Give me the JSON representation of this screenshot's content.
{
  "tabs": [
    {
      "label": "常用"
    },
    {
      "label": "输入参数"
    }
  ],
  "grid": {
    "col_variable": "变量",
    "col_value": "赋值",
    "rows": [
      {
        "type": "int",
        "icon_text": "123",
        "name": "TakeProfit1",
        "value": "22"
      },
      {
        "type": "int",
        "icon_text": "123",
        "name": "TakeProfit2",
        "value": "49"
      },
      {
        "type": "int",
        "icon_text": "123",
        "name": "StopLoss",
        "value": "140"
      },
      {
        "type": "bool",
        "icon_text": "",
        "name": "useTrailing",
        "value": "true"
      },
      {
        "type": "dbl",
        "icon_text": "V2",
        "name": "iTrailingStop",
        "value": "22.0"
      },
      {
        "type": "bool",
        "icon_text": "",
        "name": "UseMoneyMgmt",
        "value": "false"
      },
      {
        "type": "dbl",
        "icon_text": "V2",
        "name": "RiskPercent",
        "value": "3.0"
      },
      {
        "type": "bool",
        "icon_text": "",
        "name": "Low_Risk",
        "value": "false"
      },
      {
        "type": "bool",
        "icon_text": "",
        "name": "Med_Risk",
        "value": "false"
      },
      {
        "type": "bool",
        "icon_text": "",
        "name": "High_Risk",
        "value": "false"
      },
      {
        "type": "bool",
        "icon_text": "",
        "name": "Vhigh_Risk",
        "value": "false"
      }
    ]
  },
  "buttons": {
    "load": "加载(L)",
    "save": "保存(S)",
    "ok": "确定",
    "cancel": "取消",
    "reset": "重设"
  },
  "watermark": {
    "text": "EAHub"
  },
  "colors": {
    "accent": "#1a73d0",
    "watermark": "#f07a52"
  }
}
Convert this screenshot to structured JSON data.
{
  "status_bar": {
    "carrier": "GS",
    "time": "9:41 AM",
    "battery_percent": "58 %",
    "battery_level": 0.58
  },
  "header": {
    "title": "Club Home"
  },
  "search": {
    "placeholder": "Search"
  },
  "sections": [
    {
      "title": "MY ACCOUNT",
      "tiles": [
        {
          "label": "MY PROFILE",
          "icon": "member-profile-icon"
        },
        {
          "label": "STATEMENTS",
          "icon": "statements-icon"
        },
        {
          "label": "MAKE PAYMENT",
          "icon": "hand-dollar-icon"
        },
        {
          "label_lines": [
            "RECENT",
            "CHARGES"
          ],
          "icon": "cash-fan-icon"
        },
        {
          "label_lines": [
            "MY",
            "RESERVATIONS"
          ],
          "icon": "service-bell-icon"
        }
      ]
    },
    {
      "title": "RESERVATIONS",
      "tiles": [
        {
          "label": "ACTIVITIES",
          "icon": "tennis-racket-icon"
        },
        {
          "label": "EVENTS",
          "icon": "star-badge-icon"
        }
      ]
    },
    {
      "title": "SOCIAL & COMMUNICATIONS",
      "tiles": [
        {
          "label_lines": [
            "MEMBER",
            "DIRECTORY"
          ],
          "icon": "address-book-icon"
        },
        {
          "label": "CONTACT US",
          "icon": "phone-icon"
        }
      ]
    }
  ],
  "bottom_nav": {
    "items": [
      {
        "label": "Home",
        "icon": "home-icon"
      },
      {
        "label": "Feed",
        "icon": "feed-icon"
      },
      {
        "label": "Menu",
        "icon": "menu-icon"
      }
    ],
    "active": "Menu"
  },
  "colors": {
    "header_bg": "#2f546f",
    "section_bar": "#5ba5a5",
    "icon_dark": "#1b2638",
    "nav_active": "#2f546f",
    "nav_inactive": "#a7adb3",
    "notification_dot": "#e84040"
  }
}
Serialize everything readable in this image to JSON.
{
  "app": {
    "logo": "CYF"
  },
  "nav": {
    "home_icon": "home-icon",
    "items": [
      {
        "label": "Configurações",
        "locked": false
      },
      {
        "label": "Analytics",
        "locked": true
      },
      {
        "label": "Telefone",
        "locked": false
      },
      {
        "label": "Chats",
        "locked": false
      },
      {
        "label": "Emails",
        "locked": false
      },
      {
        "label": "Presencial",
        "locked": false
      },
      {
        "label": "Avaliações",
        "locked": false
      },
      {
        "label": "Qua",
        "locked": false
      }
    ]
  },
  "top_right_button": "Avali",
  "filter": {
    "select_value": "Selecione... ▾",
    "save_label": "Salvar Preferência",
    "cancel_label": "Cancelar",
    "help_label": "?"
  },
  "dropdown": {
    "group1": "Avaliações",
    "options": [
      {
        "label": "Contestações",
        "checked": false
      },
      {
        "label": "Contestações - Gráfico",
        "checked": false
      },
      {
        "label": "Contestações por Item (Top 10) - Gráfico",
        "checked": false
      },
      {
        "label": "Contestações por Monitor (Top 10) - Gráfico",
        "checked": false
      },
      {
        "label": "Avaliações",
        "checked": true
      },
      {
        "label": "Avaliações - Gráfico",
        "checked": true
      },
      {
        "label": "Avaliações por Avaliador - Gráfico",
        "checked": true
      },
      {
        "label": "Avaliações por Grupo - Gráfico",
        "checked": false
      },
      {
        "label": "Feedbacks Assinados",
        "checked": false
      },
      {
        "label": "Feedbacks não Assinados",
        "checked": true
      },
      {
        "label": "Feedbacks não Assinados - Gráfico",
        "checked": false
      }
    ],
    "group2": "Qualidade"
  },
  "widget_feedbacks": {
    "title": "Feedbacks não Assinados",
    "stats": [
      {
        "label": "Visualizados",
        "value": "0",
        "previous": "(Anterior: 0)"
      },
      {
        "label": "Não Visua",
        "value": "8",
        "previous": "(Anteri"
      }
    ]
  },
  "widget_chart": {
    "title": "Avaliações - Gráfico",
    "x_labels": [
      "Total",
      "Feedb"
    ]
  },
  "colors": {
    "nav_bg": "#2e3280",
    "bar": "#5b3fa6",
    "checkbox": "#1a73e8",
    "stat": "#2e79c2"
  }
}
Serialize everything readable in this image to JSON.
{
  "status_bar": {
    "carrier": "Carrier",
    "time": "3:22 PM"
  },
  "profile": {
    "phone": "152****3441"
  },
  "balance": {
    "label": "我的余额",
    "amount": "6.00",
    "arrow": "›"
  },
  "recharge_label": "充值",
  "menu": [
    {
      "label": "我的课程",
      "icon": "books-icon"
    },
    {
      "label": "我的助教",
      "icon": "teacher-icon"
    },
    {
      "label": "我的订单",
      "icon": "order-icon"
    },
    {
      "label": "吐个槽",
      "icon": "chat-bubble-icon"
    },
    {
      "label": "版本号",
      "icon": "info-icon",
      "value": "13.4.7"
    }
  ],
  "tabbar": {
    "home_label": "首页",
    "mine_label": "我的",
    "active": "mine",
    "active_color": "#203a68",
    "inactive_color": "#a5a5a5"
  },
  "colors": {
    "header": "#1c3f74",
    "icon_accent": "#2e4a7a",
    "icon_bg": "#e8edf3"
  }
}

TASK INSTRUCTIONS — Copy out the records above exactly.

RESPONSE AREA —
Give me the JSON representation of this screenshot's content.
{
  "tabs": [
    {
      "label": "常用"
    },
    {
      "label": "输入参数"
    }
  ],
  "grid": {
    "col_variable": "变量",
    "col_value": "赋值",
    "rows": [
      {
        "type": "int",
        "icon_text": "123",
        "name": "TakeProfit1",
        "value": "22"
      },
      {
        "type": "int",
        "icon_text": "123",
        "name": "TakeProfit2",
        "value": "49"
      },
      {
        "type": "int",
        "icon_text": "123",
        "name": "StopLoss",
        "value": "140"
      },
      {
        "type": "bool",
        "icon_text": "",
        "name": "useTrailing",
        "value": "true"
      },
      {
        "type": "dbl",
        "icon_text": "V2",
        "name": "iTrailingStop",
        "value": "22.0"
      },
      {
        "type": "bool",
        "icon_text": "",
        "name": "UseMoneyMgmt",
        "value": "false"
      },
      {
        "type": "dbl",
        "icon_text": "V2",
        "name": "RiskPercent",
        "value": "3.0"
      },
      {
        "type": "bool",
        "icon_text": "",
        "name": "Low_Risk",
        "value": "false"
      },
      {
        "type": "bool",
        "icon_text": "",
        "name": "Med_Risk",
        "value": "false"
      },
      {
        "type": "bool",
        "icon_text": "",
        "name": "High_Risk",
        "value": "false"
      },
      {
        "type": "bool",
        "icon_text": "",
        "name": "Vhigh_Risk",
        "value": "false"
      }
    ]
  },
  "buttons": {
    "load": "加载(L)",
    "save": "保存(S)",
    "ok": "确定",
    "cancel": "取消",
    "reset": "重设"
  },
  "watermark": {
    "text": "EAHub"
  },
  "colors": {
    "accent": "#1a73d0",
    "watermark": "#f07a52"
  }
}
Convert this screenshot to structured JSON data.
{
  "status_bar": {
    "carrier": "GS",
    "time": "9:41 AM",
    "battery_percent": "58 %",
    "battery_level": 0.58
  },
  "header": {
    "title": "Club Home"
  },
  "search": {
    "placeholder": "Search"
  },
  "sections": [
    {
      "title": "MY ACCOUNT",
      "tiles": [
        {
          "label": "MY PROFILE",
          "icon": "member-profile-icon"
        },
        {
          "label": "STATEMENTS",
          "icon": "statements-icon"
        },
        {
          "label": "MAKE PAYMENT",
          "icon": "hand-dollar-icon"
        },
        {
          "label_lines": [
            "RECENT",
            "CHARGES"
          ],
          "icon": "cash-fan-icon"
        },
        {
          "label_lines": [
            "MY",
            "RESERVATIONS"
          ],
          "icon": "service-bell-icon"
        }
      ]
    },
    {
      "title": "RESERVATIONS",
      "tiles": [
        {
          "label": "ACTIVITIES",
          "icon": "tennis-racket-icon"
        },
        {
          "label": "EVENTS",
          "icon": "star-badge-icon"
        }
      ]
    },
    {
      "title": "SOCIAL & COMMUNICATIONS",
      "tiles": [
        {
          "label_lines": [
            "MEMBER",
            "DIRECTORY"
          ],
          "icon": "address-book-icon"
        },
        {
          "label": "CONTACT US",
          "icon": "phone-icon"
        }
      ]
    }
  ],
  "bottom_nav": {
    "items": [
      {
        "label": "Home",
        "icon": "home-icon"
      },
      {
        "label": "Feed",
        "icon": "feed-icon"
      },
      {
        "label": "Menu",
        "icon": "menu-icon"
      }
    ],
    "active": "Menu"
  },
  "colors": {
    "header_bg": "#2f546f",
    "section_bar": "#5ba5a5",
    "icon_dark": "#1b2638",
    "nav_active": "#2f546f",
    "nav_inactive": "#a7adb3",
    "notification_dot": "#e84040"
  }
}
Serialize everything readable in this image to JSON.
{
  "app": {
    "logo": "CYF"
  },
  "nav": {
    "home_icon": "home-icon",
    "items": [
      {
        "label": "Configurações",
        "locked": false
      },
      {
        "label": "Analytics",
        "locked": true
      },
      {
        "label": "Telefone",
        "locked": false
      },
      {
        "label": "Chats",
        "locked": false
      },
      {
        "label": "Emails",
        "locked": false
      },
      {
        "label": "Presencial",
        "locked": false
      },
      {
        "label": "Avaliações",
        "locked": false
      },
      {
        "label": "Qua",
        "locked": false
      }
    ]
  },
  "top_right_button": "Avali",
  "filter": {
    "select_value": "Selecione... ▾",
    "save_label": "Salvar Preferência",
    "cancel_label": "Cancelar",
    "help_label": "?"
  },
  "dropdown": {
    "group1": "Avaliações",
    "options": [
      {
        "label": "Contestações",
        "checked": false
      },
      {
        "label": "Contestações - Gráfico",
        "checked": false
      },
      {
        "label": "Contestações por Item (Top 10) - Gráfico",
        "checked": false
      },
      {
        "label": "Contestações por Monitor (Top 10) - Gráfico",
        "checked": false
      },
      {
        "label": "Avaliações",
        "checked": true
      },
      {
        "label": "Avaliações - Gráfico",
        "checked": true
      },
      {
        "label": "Avaliações por Avaliador - Gráfico",
        "checked": true
      },
      {
        "label": "Avaliações por Grupo - Gráfico",
        "checked": false
      },
      {
        "label": "Feedbacks Assinados",
        "checked": false
      },
      {
        "label": "Feedbacks não Assinados",
        "checked": true
      },
      {
        "label": "Feedbacks não Assinados - Gráfico",
        "checked": false
      }
    ],
    "group2": "Qualidade"
  },
  "widget_feedbacks": {
    "title": "Feedbacks não Assinados",
    "stats": [
      {
        "label": "Visualizados",
        "value": "0",
        "previous": "(Anterior: 0)"
      },
      {
        "label": "Não Visua",
        "value": "8",
        "previous": "(Anteri"
      }
    ]
  },
  "widget_chart": {
    "title": "Avaliações - Gráfico",
    "x_labels": [
      "Total",
      "Feedb"
    ]
  },
  "colors": {
    "nav_bg": "#2e3280",
    "bar": "#5b3fa6",
    "checkbox": "#1a73e8",
    "stat": "#2e79c2"
  }
}
Serialize everything readable in this image to JSON.
{
  "status_bar": {
    "carrier": "Carrier",
    "time": "3:22 PM"
  },
  "profile": {
    "phone": "152****3441"
  },
  "balance": {
    "label": "我的余额",
    "amount": "6.00",
    "arrow": "›"
  },
  "recharge_label": "充值",
  "menu": [
    {
      "label": "我的课程",
      "icon": "books-icon"
    },
    {
      "label": "我的助教",
      "icon": "teacher-icon"
    },
    {
      "label": "我的订单",
      "icon": "order-icon"
    },
    {
      "label": "吐个槽",
      "icon": "chat-bubble-icon"
    },
    {
      "label": "版本号",
      "icon": "info-icon",
      "value": "13.4.7"
    }
  ],
  "tabbar": {
    "home_label": "首页",
    "mine_label": "我的",
    "active": "mine",
    "active_color": "#203a68",
    "inactive_color": "#a5a5a5"
  },
  "colors": {
    "header": "#1c3f74",
    "icon_accent": "#2e4a7a",
    "icon_bg": "#e8edf3"
  }
}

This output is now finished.